Food hygiene: an integral component in the fight against diarrhoeal disease

Aug 26, 2020


Tracy Morse
Senior Lecturer at the University of Strathclyde and Fellow of the Centre of Water, Sanitation, Hygiene and Appropriate Technology Development (WASHTED) Centre at the University of Malawi
Baby in Malawi wears a bib while eating food

Food hygiene is an integral cross-section between WASH and nutrition, especially for young children under five. Translated from Nyanja as, “Have you washed your hands with soap and water?”, this bib was given to participants in the Hygienic Family program in Malawi. Photo: Tracy Morse


Recent research from the WASH Benefits and SHINE trials has brought focus to the interconnections between water, sanitation, and hygiene (WASH) and nutrition. Based on this new evidence, there have been calls for a ‘transformative’ change in our approach to addressing water, sanitation and hygiene and improved integration of WASH and nutrition programmes in the fight to reduce diarrhoeal disease in children under the age of five.
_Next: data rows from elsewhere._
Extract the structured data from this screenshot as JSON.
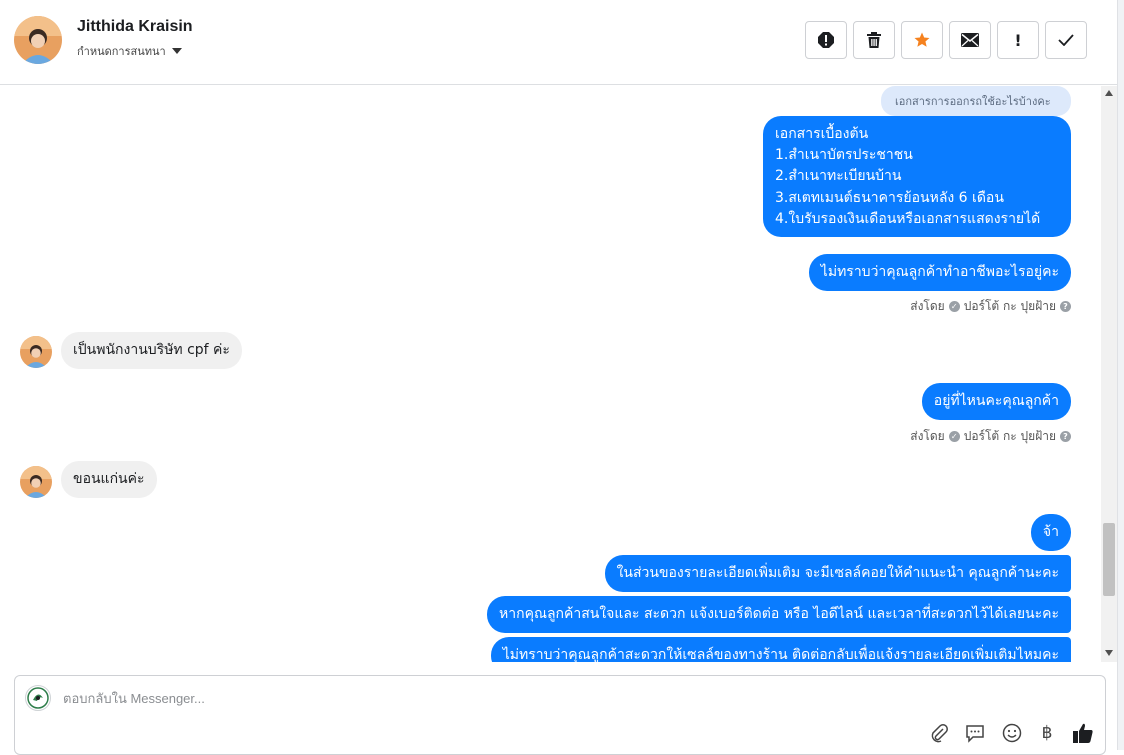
{
  "header": {
    "name": "Jitthida Kraisin",
    "subtitle": "กำหนดการสนทนา",
    "tools": [
      {
        "name": "spam-alert-icon"
      },
      {
        "name": "trash-icon"
      },
      {
        "name": "star-icon",
        "color": "#f5821f"
      },
      {
        "name": "mail-icon"
      },
      {
        "name": "exclamation-icon",
        "label": "!"
      },
      {
        "name": "check-icon"
      }
    ]
  },
  "messages": {
    "quoted_reply": "เอกสารการออกรถใช้อะไรบ้างคะ",
    "out_docs": {
      "line1": "เอกสารเบื้องต้น",
      "line2": "1.สำเนาบัตรประชาชน",
      "line3": "2.สำเนาทะเบียนบ้าน",
      "line4": "3.สเตทเมนต์ธนาคารย้อนหลัง 6 เดือน",
      "line5": "4.ใบรับรองเงินเดือนหรือเอกสารแสดงรายได้"
    },
    "out_occupation": "ไม่ทราบว่าคุณลูกค้าทำอาชีพอะไรอยู่คะ",
    "sent_by_1": {
      "prefix": "ส่งโดย",
      "agent": "ปอร์โต้ กะ ปุยฝ้าย"
    },
    "in_company": "เป็นพนักงานบริษัท cpf ค่ะ",
    "out_where": "อยู่ที่ไหนคะคุณลูกค้า",
    "sent_by_2": {
      "prefix": "ส่งโดย",
      "agent": "ปอร์โต้ กะ ปุยฝ้าย"
    },
    "in_location": "ขอนแก่นค่ะ",
    "out_ja": "จ้า",
    "out_detail": "ในส่วนของรายละเอียดเพิ่มเติม จะมีเซลล์คอยให้คำแนะนำ คุณลูกค้านะคะ",
    "out_contact": "หากคุณลูกค้าสนใจและ สะดวก แจ้งเบอร์ติดต่อ หรือ ไอดีไลน์ และเวลาที่สะดวกไว้ได้เลยนะคะ",
    "out_callback": "ไม่ทราบว่าคุณลูกค้าสะดวกให้เซลล์ของทางร้าน ติดต่อกลับเพื่อแจ้งรายละเอียดเพิ่มเติมไหมคะ"
  },
  "composer": {
    "placeholder": "ตอบกลับใน Messenger...",
    "icons": [
      "attachment-icon",
      "saved-reply-icon",
      "emoji-icon",
      "baht-payment-icon",
      "like-icon"
    ],
    "baht_symbol": "฿"
  },
  "colors": {
    "outgoing_bubble": "#0a7cff",
    "incoming_bubble": "#f0f0f0",
    "quoted_bubble": "#dde9fb"
  }
}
To date, we have yet to define what this transformative approach looks like. However, we do know that it needs to include a wider range of interventions than the traditional provision of water, toilets, handwashing facilities, and nutritious foods.

One key area that has been under-represented in interventions to date is food hygiene, and particularly the safety of complementary foods being provided to children under the age of five. A range of studies examining the safety of complementary foods over the last ten years have highlighted the risks associated with these foods, as they provide an ideal medium and significant route of diarrhoeal disease transmission.

For many years, the World Health Organization (WHO) has promoted five key areas of food safety: (1) keep clean (including hands); (2) keep raw and cooked food separate; (3) cook food thoroughly; (4) keep food at safe temperatures; and (5) use safe water and raw materials. These practices are, in principle, simple and straightforward. But for those living in low-income settings, with limited access to basic services such as water, electricity, and a secure food supply, providing their children with safe food can be a significant challenge.

As part of the SHARE consortium, the WASHTED Centre at the University of Malawi and the University of Strathclyde developed and trialled a context-appropriate intervention to improve food safety practices in rural households in Malawi. This behaviour-centred Hygienic Family (Banja la Ukhondo) programme ran for 9 months in 1000 households. Through mediating changes in behaviour and practices, the programme achieved a significant reduction in diarrhoeal disease. We also identified a number of non-health benefits arising from the intervention, such as improved relationships, increased social capital and female empowerment. Our key recommendations based on our findings include:

  • Given the significant role that food plays in the transmission of diarrhoeal diseases and under-nutrition in low- and middle-income countries, food hygiene must be incorporated in existing related policies and strategies.
  • Programme implementers should identify and integrate effective behaviour change techniques in existing community Nutrition and WASH programmes (e.g. Community Led Total Sanitation (CLTS) and Scaling Up Nutrition (SUN)). This study provides insights on appropriate actions required to address barriers related to food hygiene practices in this setting.
  • More effort is needed to evaluate and assess the sustainability of WASH, food hygiene, and behaviour change interventions over longer periods.
  • Finally, community-based implementation methods for interventions should consider the added value of non-health benefits such as improved social relationships, empowerment, and community social capital, which can benefit other developmental activities.

Learn more about the Hygienic Family programme here.